Write out all of the records, keeping each one exactly as written.

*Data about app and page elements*
::::::::
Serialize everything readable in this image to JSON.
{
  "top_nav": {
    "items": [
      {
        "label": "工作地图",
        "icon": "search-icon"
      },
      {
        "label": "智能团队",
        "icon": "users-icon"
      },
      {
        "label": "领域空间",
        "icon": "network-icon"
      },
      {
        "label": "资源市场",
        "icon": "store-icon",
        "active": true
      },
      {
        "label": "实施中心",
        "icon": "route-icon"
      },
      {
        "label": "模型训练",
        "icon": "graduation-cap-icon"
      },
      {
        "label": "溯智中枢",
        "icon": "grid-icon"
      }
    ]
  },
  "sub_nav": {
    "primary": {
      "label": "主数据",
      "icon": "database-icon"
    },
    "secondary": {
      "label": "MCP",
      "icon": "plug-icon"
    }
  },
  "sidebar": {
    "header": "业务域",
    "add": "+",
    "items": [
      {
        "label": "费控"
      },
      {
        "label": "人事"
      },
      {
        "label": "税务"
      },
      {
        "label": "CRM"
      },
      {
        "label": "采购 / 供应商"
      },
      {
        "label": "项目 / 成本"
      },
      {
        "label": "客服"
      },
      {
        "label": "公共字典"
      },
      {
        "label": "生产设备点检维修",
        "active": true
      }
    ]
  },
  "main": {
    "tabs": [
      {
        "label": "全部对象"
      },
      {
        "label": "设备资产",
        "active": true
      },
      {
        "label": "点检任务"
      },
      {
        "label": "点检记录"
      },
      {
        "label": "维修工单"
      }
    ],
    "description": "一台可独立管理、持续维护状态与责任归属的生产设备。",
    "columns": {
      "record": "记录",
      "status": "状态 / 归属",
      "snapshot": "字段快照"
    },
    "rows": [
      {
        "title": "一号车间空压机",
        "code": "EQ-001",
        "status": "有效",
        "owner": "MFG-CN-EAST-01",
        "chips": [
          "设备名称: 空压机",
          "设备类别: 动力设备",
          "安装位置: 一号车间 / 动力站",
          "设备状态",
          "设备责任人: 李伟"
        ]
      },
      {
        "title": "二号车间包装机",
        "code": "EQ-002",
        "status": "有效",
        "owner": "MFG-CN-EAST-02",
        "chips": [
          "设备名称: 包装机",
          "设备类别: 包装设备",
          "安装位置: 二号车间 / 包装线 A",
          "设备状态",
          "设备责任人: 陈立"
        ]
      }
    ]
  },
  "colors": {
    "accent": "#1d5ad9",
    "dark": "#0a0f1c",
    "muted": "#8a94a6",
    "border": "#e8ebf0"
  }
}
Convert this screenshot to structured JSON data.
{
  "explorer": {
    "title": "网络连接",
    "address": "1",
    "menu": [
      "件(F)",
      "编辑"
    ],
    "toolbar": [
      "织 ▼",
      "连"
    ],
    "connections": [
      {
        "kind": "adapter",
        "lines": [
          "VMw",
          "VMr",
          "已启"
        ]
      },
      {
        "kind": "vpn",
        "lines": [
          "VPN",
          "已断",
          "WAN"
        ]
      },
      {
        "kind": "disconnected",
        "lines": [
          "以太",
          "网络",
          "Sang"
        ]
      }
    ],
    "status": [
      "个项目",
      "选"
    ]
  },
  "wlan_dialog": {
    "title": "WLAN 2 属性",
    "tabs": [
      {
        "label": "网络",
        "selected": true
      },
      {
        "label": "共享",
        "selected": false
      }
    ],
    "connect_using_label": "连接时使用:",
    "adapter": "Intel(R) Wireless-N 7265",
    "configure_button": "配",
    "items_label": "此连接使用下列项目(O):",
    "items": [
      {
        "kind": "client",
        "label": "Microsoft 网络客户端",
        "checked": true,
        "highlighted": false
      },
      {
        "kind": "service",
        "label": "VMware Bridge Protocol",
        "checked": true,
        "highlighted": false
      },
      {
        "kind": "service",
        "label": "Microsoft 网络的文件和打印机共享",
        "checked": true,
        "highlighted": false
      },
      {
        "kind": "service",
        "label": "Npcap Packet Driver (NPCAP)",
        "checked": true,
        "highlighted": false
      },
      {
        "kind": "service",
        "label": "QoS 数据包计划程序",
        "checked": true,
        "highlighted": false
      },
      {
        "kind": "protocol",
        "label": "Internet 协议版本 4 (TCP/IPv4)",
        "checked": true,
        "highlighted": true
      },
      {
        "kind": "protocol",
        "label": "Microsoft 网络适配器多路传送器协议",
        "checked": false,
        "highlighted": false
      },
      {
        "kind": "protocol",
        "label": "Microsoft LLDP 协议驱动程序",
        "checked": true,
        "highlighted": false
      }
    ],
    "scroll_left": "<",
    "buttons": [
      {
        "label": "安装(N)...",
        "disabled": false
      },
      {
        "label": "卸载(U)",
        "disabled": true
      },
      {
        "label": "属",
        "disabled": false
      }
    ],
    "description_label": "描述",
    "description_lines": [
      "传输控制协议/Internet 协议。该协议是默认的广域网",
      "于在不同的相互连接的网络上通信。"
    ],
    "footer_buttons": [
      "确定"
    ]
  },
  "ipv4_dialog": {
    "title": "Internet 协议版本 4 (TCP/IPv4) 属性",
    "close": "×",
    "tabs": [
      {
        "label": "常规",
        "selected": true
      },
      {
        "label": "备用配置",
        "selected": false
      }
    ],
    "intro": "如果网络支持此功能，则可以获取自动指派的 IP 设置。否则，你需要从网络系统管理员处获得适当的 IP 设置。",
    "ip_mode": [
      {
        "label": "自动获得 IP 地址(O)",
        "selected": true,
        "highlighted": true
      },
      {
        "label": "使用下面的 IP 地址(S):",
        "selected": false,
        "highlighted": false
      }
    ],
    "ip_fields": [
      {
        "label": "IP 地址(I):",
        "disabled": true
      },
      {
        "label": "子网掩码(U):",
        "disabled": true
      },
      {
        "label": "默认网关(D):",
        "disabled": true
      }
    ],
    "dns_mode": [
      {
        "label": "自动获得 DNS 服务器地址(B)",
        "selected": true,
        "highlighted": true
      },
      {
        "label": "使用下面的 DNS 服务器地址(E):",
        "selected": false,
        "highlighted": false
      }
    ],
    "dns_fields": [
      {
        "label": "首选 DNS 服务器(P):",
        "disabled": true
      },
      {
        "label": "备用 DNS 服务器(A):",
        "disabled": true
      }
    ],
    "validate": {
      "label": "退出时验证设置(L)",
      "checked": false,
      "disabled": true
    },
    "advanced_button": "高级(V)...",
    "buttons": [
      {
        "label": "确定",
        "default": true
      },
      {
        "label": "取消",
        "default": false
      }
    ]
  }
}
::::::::
*Answer to this task*
Serialize everything readable in this image to JSON.
{
  "top_nav": {
    "items": [
      {
        "label": "工作地图",
        "icon": "search-icon"
      },
      {
        "label": "智能团队",
        "icon": "users-icon"
      },
      {
        "label": "领域空间",
        "icon": "network-icon"
      },
      {
        "label": "资源市场",
        "icon": "store-icon",
        "active": true
      },
      {
        "label": "实施中心",
        "icon": "route-icon"
      },
      {
        "label": "模型训练",
        "icon": "graduation-cap-icon"
      },
      {
        "label": "溯智中枢",
        "icon": "grid-icon"
      }
    ]
  },
  "sub_nav": {
    "primary": {
      "label": "主数据",
      "icon": "database-icon"
    },
    "secondary": {
      "label": "MCP",
      "icon": "plug-icon"
    }
  },
  "sidebar": {
    "header": "业务域",
    "add": "+",
    "items": [
      {
        "label": "费控"
      },
      {
        "label": "人事"
      },
      {
        "label": "税务"
      },
      {
        "label": "CRM"
      },
      {
        "label": "采购 / 供应商"
      },
      {
        "label": "项目 / 成本"
      },
      {
        "label": "客服"
      },
      {
        "label": "公共字典"
      },
      {
        "label": "生产设备点检维修",
        "active": true
      }
    ]
  },
  "main": {
    "tabs": [
      {
        "label": "全部对象"
      },
      {
        "label": "设备资产",
        "active": true
      },
      {
        "label": "点检任务"
      },
      {
        "label": "点检记录"
      },
      {
        "label": "维修工单"
      }
    ],
    "description": "一台可独立管理、持续维护状态与责任归属的生产设备。",
    "columns": {
      "record": "记录",
      "status": "状态 / 归属",
      "snapshot": "字段快照"
    },
    "rows": [
      {
        "title": "一号车间空压机",
        "code": "EQ-001",
        "status": "有效",
        "owner": "MFG-CN-EAST-01",
        "chips": [
          "设备名称: 空压机",
          "设备类别: 动力设备",
          "安装位置: 一号车间 / 动力站",
          "设备状态",
          "设备责任人: 李伟"
        ]
      },
      {
        "title": "二号车间包装机",
        "code": "EQ-002",
        "status": "有效",
        "owner": "MFG-CN-EAST-02",
        "chips": [
          "设备名称: 包装机",
          "设备类别: 包装设备",
          "安装位置: 二号车间 / 包装线 A",
          "设备状态",
          "设备责任人: 陈立"
        ]
      }
    ]
  },
  "colors": {
    "accent": "#1d5ad9",
    "dark": "#0a0f1c",
    "muted": "#8a94a6",
    "border": "#e8ebf0"
  }
}
Convert this screenshot to structured JSON data.
{
  "explorer": {
    "title": "网络连接",
    "address": "1",
    "menu": [
      "件(F)",
      "编辑"
    ],
    "toolbar": [
      "织 ▼",
      "连"
    ],
    "connections": [
      {
        "kind": "adapter",
        "lines": [
          "VMw",
          "VMr",
          "已启"
        ]
      },
      {
        "kind": "vpn",
        "lines": [
          "VPN",
          "已断",
          "WAN"
        ]
      },
      {
        "kind": "disconnected",
        "lines": [
          "以太",
          "网络",
          "Sang"
        ]
      }
    ],
    "status": [
      "个项目",
      "选"
    ]
  },
  "wlan_dialog": {
    "title": "WLAN 2 属性",
    "tabs": [
      {
        "label": "网络",
        "selected": true
      },
      {
        "label": "共享",
        "selected": false
      }
    ],
    "connect_using_label": "连接时使用:",
    "adapter": "Intel(R) Wireless-N 7265",
    "configure_button": "配",
    "items_label": "此连接使用下列项目(O):",
    "items": [
      {
        "kind": "client",
        "label": "Microsoft 网络客户端",
        "checked": true,
        "highlighted": false
      },
      {
        "kind": "service",
        "label": "VMware Bridge Protocol",
        "checked": true,
        "highlighted": false
      },
      {
        "kind": "service",
        "label": "Microsoft 网络的文件和打印机共享",
        "checked": true,
        "highlighted": false
      },
      {
        "kind": "service",
        "label": "Npcap Packet Driver (NPCAP)",
        "checked": true,
        "highlighted": false
      },
      {
        "kind": "service",
        "label": "QoS 数据包计划程序",
        "checked": true,
        "highlighted": false
      },
      {
        "kind": "protocol",
        "label": "Internet 协议版本 4 (TCP/IPv4)",
        "checked": true,
        "highlighted": true
      },
      {
        "kind": "protocol",
        "label": "Microsoft 网络适配器多路传送器协议",
        "checked": false,
        "highlighted": false
      },
      {
        "kind": "protocol",
        "label": "Microsoft LLDP 协议驱动程序",
        "checked": true,
        "highlighted": false
      }
    ],
    "scroll_left": "<",
    "buttons": [
      {
        "label": "安装(N)...",
        "disabled": false
      },
      {
        "label": "卸载(U)",
        "disabled": true
      },
      {
        "label": "属",
        "disabled": false
      }
    ],
    "description_label": "描述",
    "description_lines": [
      "传输控制协议/Internet 协议。该协议是默认的广域网",
      "于在不同的相互连接的网络上通信。"
    ],
    "footer_buttons": [
      "确定"
    ]
  },
  "ipv4_dialog": {
    "title": "Internet 协议版本 4 (TCP/IPv4) 属性",
    "close": "×",
    "tabs": [
      {
        "label": "常规",
        "selected": true
      },
      {
        "label": "备用配置",
        "selected": false
      }
    ],
    "intro": "如果网络支持此功能，则可以获取自动指派的 IP 设置。否则，你需要从网络系统管理员处获得适当的 IP 设置。",
    "ip_mode": [
      {
        "label": "自动获得 IP 地址(O)",
        "selected": true,
        "highlighted": true
      },
      {
        "label": "使用下面的 IP 地址(S):",
        "selected": false,
        "highlighted": false
      }
    ],
    "ip_fields": [
      {
        "label": "IP 地址(I):",
        "disabled": true
      },
      {
        "label": "子网掩码(U):",
        "disabled": true
      },
      {
        "label": "默认网关(D):",
        "disabled": true
      }
    ],
    "dns_mode": [
      {
        "label": "自动获得 DNS 服务器地址(B)",
        "selected": true,
        "highlighted": true
      },
      {
        "label": "使用下面的 DNS 服务器地址(E):",
        "selected": false,
        "highlighted": false
      }
    ],
    "dns_fields": [
      {
        "label": "首选 DNS 服务器(P):",
        "disabled": true
      },
      {
        "label": "备用 DNS 服务器(A):",
        "disabled": true
      }
    ],
    "validate": {
      "label": "退出时验证设置(L)",
      "checked": false,
      "disabled": true
    },
    "advanced_button": "高级(V)...",
    "buttons": [
      {
        "label": "确定",
        "default": true
      },
      {
        "label": "取消",
        "default": false
      }
    ]
  }
}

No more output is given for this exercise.